On the 23 July 2020, the European Data Protection Board (EDPB) adopted FAQs on the Schrems II judgment. The FAQs provide answers to questions received by EU data protection authorities (DPAs) and will be developed and complemented by the EDPB in due course.
In brief, the EDPB clarifies:
- No grace period – The Court of Justice of the European Union (CJEU) has invalidated the Privacy Shield with immediate effect. The judgment does not provide any grace period during which companies can keep transferring personal data to the US without assessing the legal basis for the transfer.
- Use of SCCs for EEA-US transfers – US law (i.e. Section 702 FISA and EO 12333) does not ensure an essentially equivalent level of protection. Whether or not you can transfer personal data to the US based on the Standard Contractual Clauses (SCCs) will depend on the result of your adequacy assessment, taking into account the circumstances of the transfers, and supplementary measures you could put in place. The supplementary measures, along with SCCs, would have to ensure that US law does not impinge on the adequate level of protection they guarantee.
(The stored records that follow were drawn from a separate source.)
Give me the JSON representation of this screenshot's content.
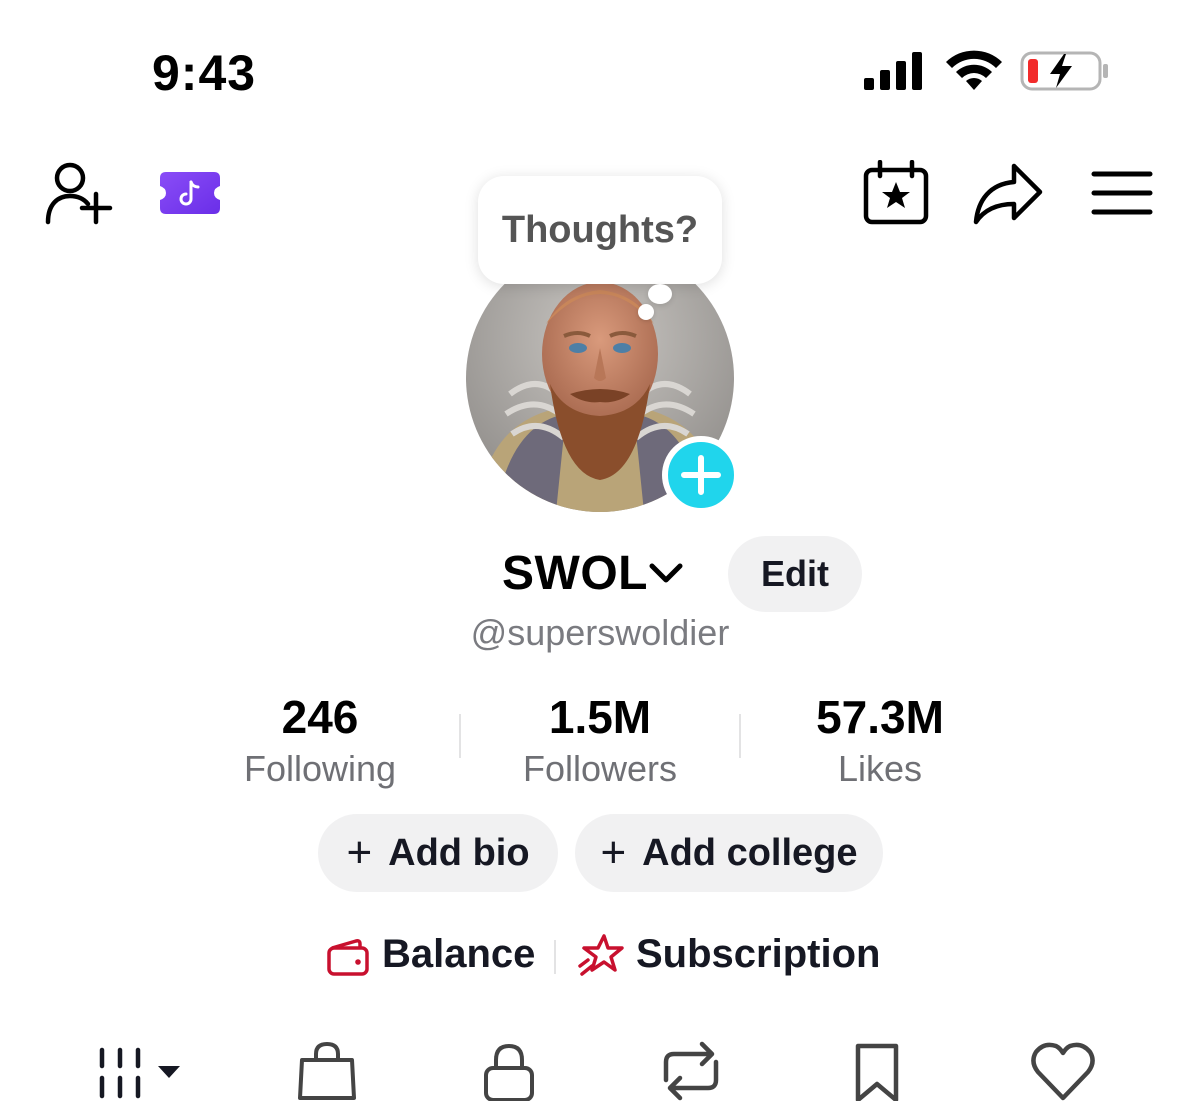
{
  "status_bar": {
    "time": "9:43"
  },
  "bubble": {
    "text": "Thoughts?"
  },
  "profile": {
    "display_name": "SWOL",
    "edit_label": "Edit",
    "handle": "@superswoldier"
  },
  "stats": [
    {
      "value": "246",
      "label": "Following"
    },
    {
      "value": "1.5M",
      "label": "Followers"
    },
    {
      "value": "57.3M",
      "label": "Likes"
    }
  ],
  "actions": {
    "add_bio": "Add bio",
    "add_college": "Add college",
    "plus": "+"
  },
  "links": {
    "balance": "Balance",
    "subscription": "Subscription"
  },
  "colors": {
    "accent_cyan": "#20d5ec",
    "balance_red": "#c8102e",
    "ticket_purple": "#7b3cf0",
    "battery_red": "#f22b2b"
  },
  "icons": {
    "header_left": [
      "add-friend-icon",
      "tiktok-ticket-icon"
    ],
    "header_right": [
      "calendar-star-icon",
      "share-arrow-icon",
      "menu-icon"
    ],
    "tabs": [
      "grid-icon",
      "shopping-bag-icon",
      "lock-icon",
      "repost-icon",
      "bookmark-icon",
      "heart-icon"
    ]
  }
}
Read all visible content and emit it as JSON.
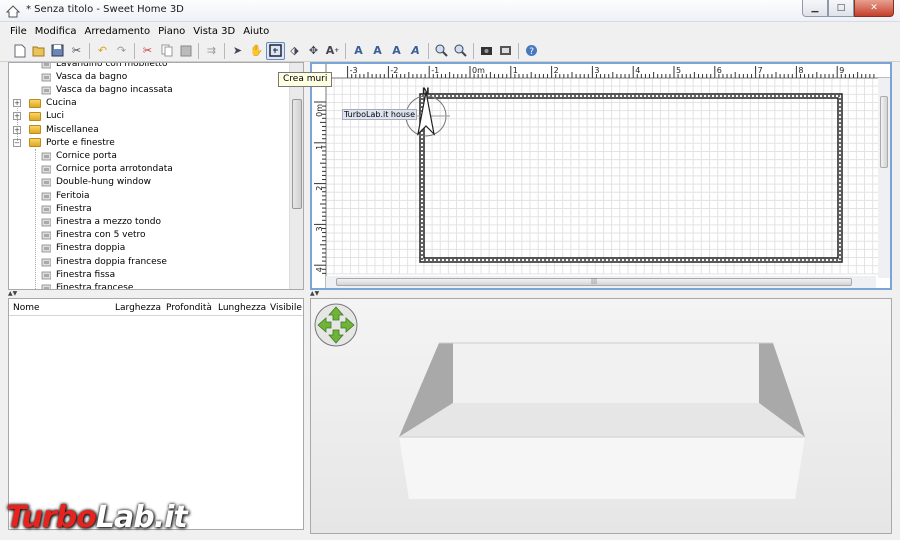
{
  "window": {
    "title": "* Senza titolo - Sweet Home 3D"
  },
  "menu": [
    "File",
    "Modifica",
    "Arredamento",
    "Piano",
    "Vista 3D",
    "Aiuto"
  ],
  "toolbar": {
    "tooltip": "Crea muri",
    "icons": [
      "new-icon",
      "open-icon",
      "save-icon",
      "preferences-icon",
      "undo-icon",
      "redo-icon",
      "cut-icon",
      "copy-icon",
      "paste-icon",
      "add-furniture-icon",
      "select-icon",
      "pan-icon",
      "create-walls-icon",
      "create-rooms-icon",
      "create-dimensions-icon",
      "add-text-icon",
      "text-style-icon",
      "zoom-in-icon",
      "zoom-out-icon",
      "photo-icon",
      "video-icon",
      "help-icon"
    ]
  },
  "catalog": {
    "items": [
      {
        "label": "Lavandino con mobiletto",
        "level": 2,
        "type": "item",
        "icon": "sink-icon"
      },
      {
        "label": "Vasca da bagno",
        "level": 2,
        "type": "item",
        "icon": "bathtub-icon"
      },
      {
        "label": "Vasca da bagno incassata",
        "level": 2,
        "type": "item",
        "icon": "bathtub-icon"
      },
      {
        "label": "Cucina",
        "level": 1,
        "type": "folder",
        "icon": "folder-icon"
      },
      {
        "label": "Luci",
        "level": 1,
        "type": "folder",
        "icon": "folder-icon"
      },
      {
        "label": "Miscellanea",
        "level": 1,
        "type": "folder",
        "icon": "folder-icon"
      },
      {
        "label": "Porte e finestre",
        "level": 1,
        "type": "folder-open",
        "icon": "folder-icon"
      },
      {
        "label": "Cornice porta",
        "level": 2,
        "type": "item",
        "icon": "door-frame-icon"
      },
      {
        "label": "Cornice porta arrotondata",
        "level": 2,
        "type": "item",
        "icon": "door-frame-icon"
      },
      {
        "label": "Double-hung window",
        "level": 2,
        "type": "item",
        "icon": "window-icon"
      },
      {
        "label": "Feritoia",
        "level": 2,
        "type": "item",
        "icon": "window-icon"
      },
      {
        "label": "Finestra",
        "level": 2,
        "type": "item",
        "icon": "window-icon"
      },
      {
        "label": "Finestra a mezzo tondo",
        "level": 2,
        "type": "item",
        "icon": "half-round-window-icon"
      },
      {
        "label": "Finestra con 5 vetro",
        "level": 2,
        "type": "item",
        "icon": "window-icon"
      },
      {
        "label": "Finestra doppia",
        "level": 2,
        "type": "item",
        "icon": "window-icon"
      },
      {
        "label": "Finestra doppia francese",
        "level": 2,
        "type": "item",
        "icon": "window-icon"
      },
      {
        "label": "Finestra fissa",
        "level": 2,
        "type": "item",
        "icon": "window-icon"
      },
      {
        "label": "Finestra francese",
        "level": 2,
        "type": "item",
        "icon": "window-icon"
      }
    ]
  },
  "furniture_table": {
    "columns": [
      "Nome",
      "Larghezza",
      "Profondità",
      "Lunghezza",
      "Visibile"
    ]
  },
  "plan": {
    "x_ruler": [
      "-3",
      "-2",
      "-1",
      "0m",
      "1",
      "2",
      "3",
      "4",
      "5",
      "6",
      "7",
      "8",
      "9"
    ],
    "y_ruler": [
      "0m",
      "1",
      "2",
      "3",
      "4"
    ],
    "compass_label": "TurboLab.it house",
    "north_label": "N"
  },
  "watermark": {
    "part1": "Turbo",
    "part2": "Lab",
    "part3": ".it"
  },
  "colors": {
    "accent": "#7aa5d6",
    "folder": "#e8b53a",
    "arrows": "#6fb33a"
  }
}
- Supplementary measures – The EDPB is analysing the CJEU’s judgment to determine the kind of supplementary measures that could be provided, whether legal, technical, or organisational, to transfer data to third countries, where SCCs or BCRs will not provide the sufficient level of guarantees on their own. The EDPB will provide guidance on these supplementary measures in due course.
- Use of Binding Corporate Rules (BCRs) for EEA-US transfers – The threshold set by the CJEU in respect of SCCs applies to all appropriate safeguards under Article 46 GDPR, including the BCRs. Accordingly, whether or not you can transfer personal data to the US on the basis of the BCRs will depend on the result of your adequacy assessment, taking into account the circumstances of the transfers, and supplementary measures you could put in place. These supplementary measures along with BCRs, following a case-by-case analysis of the circumstances surrounding the transfer, would have to ensure that U.S. law does not impinge on the adequate level of protection they guarantee.
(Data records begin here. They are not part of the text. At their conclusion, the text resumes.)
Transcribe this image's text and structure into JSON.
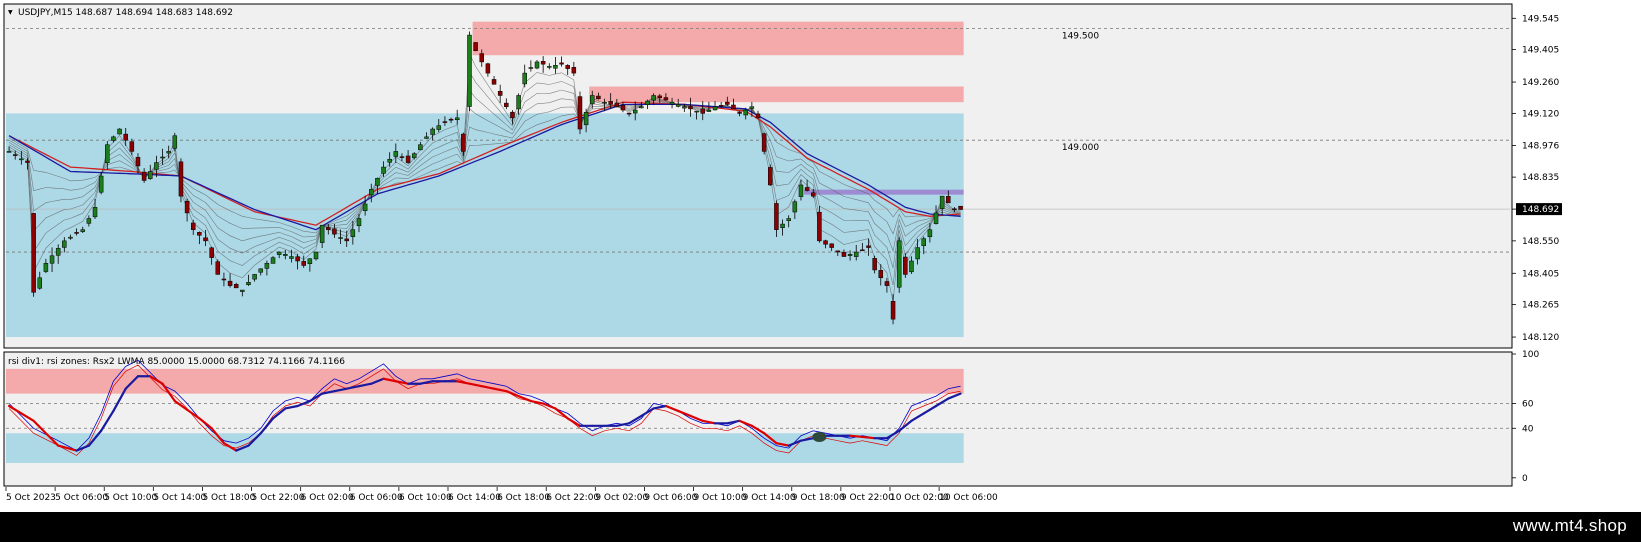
{
  "window": {
    "symbol_header": "USDJPY,M15  148.687 148.694 148.683 148.692",
    "brand": "www.mt4.shop",
    "colors": {
      "background": "#ffffff",
      "pane_bg": "#f0f0f0",
      "demand_zone": "#add8e6",
      "supply_zone": "#f4aaaa",
      "purple_line": "#9b7fcf",
      "ema_red": "#d22020",
      "ema_blue": "#1a1aa0",
      "candle_up": "#1b7d1b",
      "candle_down": "#8b0000",
      "rsi_fast": "#0000cc",
      "rsi_slow": "#dd0000"
    }
  },
  "chart_data": [
    {
      "type": "candlestick",
      "title": "USDJPY,M15  148.687 148.694 148.683 148.692",
      "last_price_label": "148.692",
      "last_price": 148.692,
      "ylim": [
        148.08,
        149.6
      ],
      "y_ticks": [
        "149.545",
        "149.405",
        "149.260",
        "149.120",
        "148.976",
        "148.835",
        "148.692",
        "148.550",
        "148.405",
        "148.265",
        "148.120"
      ],
      "level_labels": [
        {
          "text": "149.500",
          "price": 149.5
        },
        {
          "text": "149.000",
          "price": 149.0
        }
      ],
      "dashed_levels": [
        149.5,
        149.0,
        148.5
      ],
      "zones": [
        {
          "kind": "supply",
          "from_price": 149.38,
          "to_price": 149.53,
          "from_bar": 76,
          "to_bar": 155
        },
        {
          "kind": "supply",
          "from_price": 149.17,
          "to_price": 149.24,
          "from_bar": 95,
          "to_bar": 155
        },
        {
          "kind": "demand",
          "from_price": 148.12,
          "to_price": 149.12,
          "from_bar": 0,
          "to_bar": 155
        },
        {
          "kind": "line",
          "price": 148.77,
          "from_bar": 130,
          "to_bar": 155
        }
      ],
      "x_ticks": [
        "5 Oct 2023",
        "5 Oct 06:00",
        "5 Oct 10:00",
        "5 Oct 14:00",
        "5 Oct 18:00",
        "5 Oct 22:00",
        "6 Oct 02:00",
        "6 Oct 06:00",
        "6 Oct 10:00",
        "6 Oct 14:00",
        "6 Oct 18:00",
        "6 Oct 22:00",
        "9 Oct 02:00",
        "9 Oct 06:00",
        "9 Oct 10:00",
        "9 Oct 14:00",
        "9 Oct 18:00",
        "9 Oct 22:00",
        "10 Oct 02:00",
        "10 Oct 06:00"
      ],
      "close_path": [
        [
          0,
          148.95
        ],
        [
          3,
          148.9
        ],
        [
          4,
          148.32
        ],
        [
          6,
          148.45
        ],
        [
          9,
          148.55
        ],
        [
          12,
          148.6
        ],
        [
          14,
          148.7
        ],
        [
          16,
          148.98
        ],
        [
          18,
          149.05
        ],
        [
          20,
          148.95
        ],
        [
          22,
          148.82
        ],
        [
          24,
          148.9
        ],
        [
          26,
          148.95
        ],
        [
          27,
          149.02
        ],
        [
          28,
          148.75
        ],
        [
          30,
          148.6
        ],
        [
          32,
          148.55
        ],
        [
          34,
          148.4
        ],
        [
          36,
          148.35
        ],
        [
          38,
          148.33
        ],
        [
          40,
          148.4
        ],
        [
          42,
          148.45
        ],
        [
          44,
          148.5
        ],
        [
          46,
          148.48
        ],
        [
          48,
          148.44
        ],
        [
          50,
          148.5
        ],
        [
          51,
          148.62
        ],
        [
          53,
          148.58
        ],
        [
          55,
          148.55
        ],
        [
          57,
          148.65
        ],
        [
          59,
          148.78
        ],
        [
          61,
          148.88
        ],
        [
          63,
          148.95
        ],
        [
          65,
          148.9
        ],
        [
          67,
          148.98
        ],
        [
          69,
          149.05
        ],
        [
          71,
          149.08
        ],
        [
          73,
          149.1
        ],
        [
          74,
          148.95
        ],
        [
          75,
          149.47
        ],
        [
          76,
          149.4
        ],
        [
          78,
          149.3
        ],
        [
          80,
          149.2
        ],
        [
          82,
          149.1
        ],
        [
          84,
          149.3
        ],
        [
          86,
          149.35
        ],
        [
          88,
          149.33
        ],
        [
          90,
          149.34
        ],
        [
          92,
          149.3
        ],
        [
          93,
          149.05
        ],
        [
          95,
          149.2
        ],
        [
          97,
          149.17
        ],
        [
          99,
          149.15
        ],
        [
          101,
          149.12
        ],
        [
          103,
          149.15
        ],
        [
          105,
          149.2
        ],
        [
          107,
          149.18
        ],
        [
          109,
          149.16
        ],
        [
          111,
          149.14
        ],
        [
          113,
          149.12
        ],
        [
          115,
          149.15
        ],
        [
          117,
          149.16
        ],
        [
          119,
          149.12
        ],
        [
          121,
          149.15
        ],
        [
          122,
          149.1
        ],
        [
          123,
          148.95
        ],
        [
          124,
          148.8
        ],
        [
          125,
          148.6
        ],
        [
          127,
          148.65
        ],
        [
          129,
          148.8
        ],
        [
          131,
          148.75
        ],
        [
          132,
          148.55
        ],
        [
          134,
          148.52
        ],
        [
          136,
          148.48
        ],
        [
          138,
          148.5
        ],
        [
          140,
          148.52
        ],
        [
          141,
          148.42
        ],
        [
          143,
          148.35
        ],
        [
          144,
          148.2
        ],
        [
          145,
          148.55
        ],
        [
          146,
          148.4
        ],
        [
          148,
          148.52
        ],
        [
          150,
          148.6
        ],
        [
          152,
          148.75
        ],
        [
          154,
          148.69
        ]
      ],
      "ma_red_path": [
        [
          0,
          149.02
        ],
        [
          10,
          148.88
        ],
        [
          20,
          148.86
        ],
        [
          28,
          148.84
        ],
        [
          40,
          148.68
        ],
        [
          50,
          148.62
        ],
        [
          60,
          148.78
        ],
        [
          70,
          148.85
        ],
        [
          80,
          148.97
        ],
        [
          90,
          149.08
        ],
        [
          100,
          149.17
        ],
        [
          110,
          149.16
        ],
        [
          120,
          149.13
        ],
        [
          124,
          149.06
        ],
        [
          130,
          148.92
        ],
        [
          140,
          148.78
        ],
        [
          146,
          148.68
        ],
        [
          150,
          148.66
        ],
        [
          155,
          148.67
        ]
      ],
      "ma_blue_path": [
        [
          0,
          149.02
        ],
        [
          10,
          148.86
        ],
        [
          20,
          148.85
        ],
        [
          28,
          148.84
        ],
        [
          40,
          148.69
        ],
        [
          50,
          148.6
        ],
        [
          60,
          148.76
        ],
        [
          70,
          148.84
        ],
        [
          80,
          148.95
        ],
        [
          90,
          149.07
        ],
        [
          100,
          149.16
        ],
        [
          110,
          149.16
        ],
        [
          120,
          149.14
        ],
        [
          124,
          149.08
        ],
        [
          130,
          148.94
        ],
        [
          140,
          148.8
        ],
        [
          146,
          148.7
        ],
        [
          150,
          148.67
        ],
        [
          155,
          148.66
        ]
      ]
    },
    {
      "type": "line",
      "title": "rsi div1: rsi zones: Rsx2 LWMA 85.0000 15.0000 68.7312 74.1166 74.1166",
      "ylim": [
        -5,
        100
      ],
      "y_ticks": [
        "100",
        "60",
        "40",
        "0"
      ],
      "y_tick_values": [
        100,
        60,
        40,
        0
      ],
      "dashed_levels": [
        60,
        40
      ],
      "zones": [
        {
          "kind": "supply",
          "from": 68,
          "to": 88
        },
        {
          "kind": "demand",
          "from": 12,
          "to": 36
        }
      ],
      "series": [
        {
          "values": [
            [
              0,
              60
            ],
            [
              4,
              40
            ],
            [
              8,
              30
            ],
            [
              11,
              22
            ],
            [
              13,
              32
            ],
            [
              15,
              52
            ],
            [
              17,
              78
            ],
            [
              19,
              90
            ],
            [
              21,
              95
            ],
            [
              23,
              85
            ],
            [
              25,
              75
            ],
            [
              27,
              70
            ],
            [
              29,
              60
            ],
            [
              31,
              48
            ],
            [
              33,
              38
            ],
            [
              35,
              30
            ],
            [
              37,
              28
            ],
            [
              39,
              32
            ],
            [
              41,
              40
            ],
            [
              43,
              54
            ],
            [
              45,
              62
            ],
            [
              47,
              65
            ],
            [
              49,
              62
            ],
            [
              51,
              72
            ],
            [
              53,
              80
            ],
            [
              55,
              76
            ],
            [
              57,
              80
            ],
            [
              59,
              86
            ],
            [
              61,
              92
            ],
            [
              63,
              82
            ],
            [
              65,
              76
            ],
            [
              67,
              80
            ],
            [
              69,
              80
            ],
            [
              71,
              82
            ],
            [
              73,
              84
            ],
            [
              75,
              80
            ],
            [
              77,
              78
            ],
            [
              79,
              76
            ],
            [
              81,
              74
            ],
            [
              83,
              68
            ],
            [
              85,
              66
            ],
            [
              87,
              62
            ],
            [
              89,
              56
            ],
            [
              91,
              52
            ],
            [
              93,
              44
            ],
            [
              95,
              38
            ],
            [
              97,
              42
            ],
            [
              99,
              44
            ],
            [
              101,
              42
            ],
            [
              103,
              48
            ],
            [
              105,
              60
            ],
            [
              107,
              58
            ],
            [
              109,
              54
            ],
            [
              111,
              48
            ],
            [
              113,
              44
            ],
            [
              115,
              44
            ],
            [
              117,
              42
            ],
            [
              119,
              46
            ],
            [
              121,
              40
            ],
            [
              123,
              32
            ],
            [
              125,
              26
            ],
            [
              127,
              24
            ],
            [
              129,
              34
            ],
            [
              131,
              38
            ],
            [
              133,
              36
            ],
            [
              135,
              34
            ],
            [
              137,
              32
            ],
            [
              139,
              34
            ],
            [
              141,
              32
            ],
            [
              143,
              30
            ],
            [
              145,
              40
            ],
            [
              147,
              58
            ],
            [
              149,
              62
            ],
            [
              151,
              66
            ],
            [
              153,
              72
            ],
            [
              155,
              74
            ]
          ],
          "color": "#0000cc"
        },
        {
          "values": [
            [
              0,
              58
            ],
            [
              4,
              46
            ],
            [
              8,
              26
            ],
            [
              11,
              22
            ],
            [
              13,
              26
            ],
            [
              15,
              38
            ],
            [
              17,
              54
            ],
            [
              19,
              72
            ],
            [
              21,
              82
            ],
            [
              23,
              82
            ],
            [
              25,
              76
            ],
            [
              27,
              62
            ],
            [
              29,
              55
            ],
            [
              31,
              48
            ],
            [
              33,
              40
            ],
            [
              35,
              28
            ],
            [
              37,
              22
            ],
            [
              39,
              26
            ],
            [
              41,
              36
            ],
            [
              43,
              48
            ],
            [
              45,
              56
            ],
            [
              47,
              58
            ],
            [
              49,
              62
            ],
            [
              51,
              68
            ],
            [
              53,
              70
            ],
            [
              55,
              72
            ],
            [
              57,
              74
            ],
            [
              59,
              76
            ],
            [
              61,
              80
            ],
            [
              63,
              78
            ],
            [
              65,
              76
            ],
            [
              67,
              76
            ],
            [
              69,
              78
            ],
            [
              71,
              78
            ],
            [
              73,
              78
            ],
            [
              75,
              76
            ],
            [
              77,
              74
            ],
            [
              79,
              72
            ],
            [
              81,
              70
            ],
            [
              83,
              66
            ],
            [
              85,
              62
            ],
            [
              87,
              60
            ],
            [
              89,
              56
            ],
            [
              91,
              48
            ],
            [
              93,
              42
            ],
            [
              95,
              42
            ],
            [
              97,
              42
            ],
            [
              99,
              42
            ],
            [
              101,
              44
            ],
            [
              103,
              50
            ],
            [
              105,
              56
            ],
            [
              107,
              58
            ],
            [
              109,
              54
            ],
            [
              111,
              50
            ],
            [
              113,
              46
            ],
            [
              115,
              44
            ],
            [
              117,
              44
            ],
            [
              119,
              46
            ],
            [
              121,
              42
            ],
            [
              123,
              36
            ],
            [
              125,
              28
            ],
            [
              127,
              26
            ],
            [
              129,
              30
            ],
            [
              131,
              32
            ],
            [
              133,
              34
            ],
            [
              135,
              34
            ],
            [
              137,
              34
            ],
            [
              139,
              33
            ],
            [
              141,
              32
            ],
            [
              143,
              32
            ],
            [
              145,
              38
            ],
            [
              147,
              46
            ],
            [
              149,
              52
            ],
            [
              151,
              58
            ],
            [
              153,
              64
            ],
            [
              155,
              68
            ]
          ],
          "color": "#1a1aa0"
        }
      ],
      "marker": {
        "x": 132,
        "y": 33
      }
    }
  ]
}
- Duty to notify DPAs – If the controller intends to keep transferring personal data, despite concluding that the SCCs or BCRs, and any possible supplementary measures, do not provide a level of protection essentially equivalent to that guaranteed within the EEA, it must notify the competent DPA.
- Use of SCCs or BCRs for transfers to other third countries – SCCs as a rule can still be used to transfer data to a third country, and the threshold set by the CJEU for transfers to the U.S. applies for any third country. The same goes for BCRs.
- Article 49 Derogations – It is still possible to transfer data from the EEA to the US on the basis of the derogations in Article 49 GDPR, provided the conditions therein apply. However, use of the derogations should be the exception rather than the rule; restricted to specific situations, and the transfer must meet the ‘necessity test’ (when relying on the derogations in Article 49 (1)(b)-(f)).
- Responsibilities of data exporters/importers and DPAs – It is the primary responsibility of data exporters and importers to assess themselves that the legislation of the third country of destination enables the importer to comply with the SCCs or BCRs, before transferring personal data to that third country. However, the DPAs will also have a key role to play when enforcing the GDPR and when issuing further decisions on transfers to third countries. As invited by the CJEU, in order to avoid divergent decisions, the DPAs will work further within the EDPB “in order to ensure consistency, in particular if transfers to third countries must be prohibited”.
- Renegotiation of controller/processor agreements signed under Article 28 GDPR – Controller/processor contracts concluded in accordance with Article 28.3 GDPR must provide whether transfers to third countries are authorised or not. The EDPB highlight that, if data is being transferred to a third country, and the transfer tools and supplementary measures cannot ensure that the third country’s laws do not impinge on the essentially equivalent level of protection afforded in the EEA, and the Article 49 derogations do not apply, then controllers may need to negotiate an amendment or supplementary clause to their contracts with processors to forbid transfers to that third country.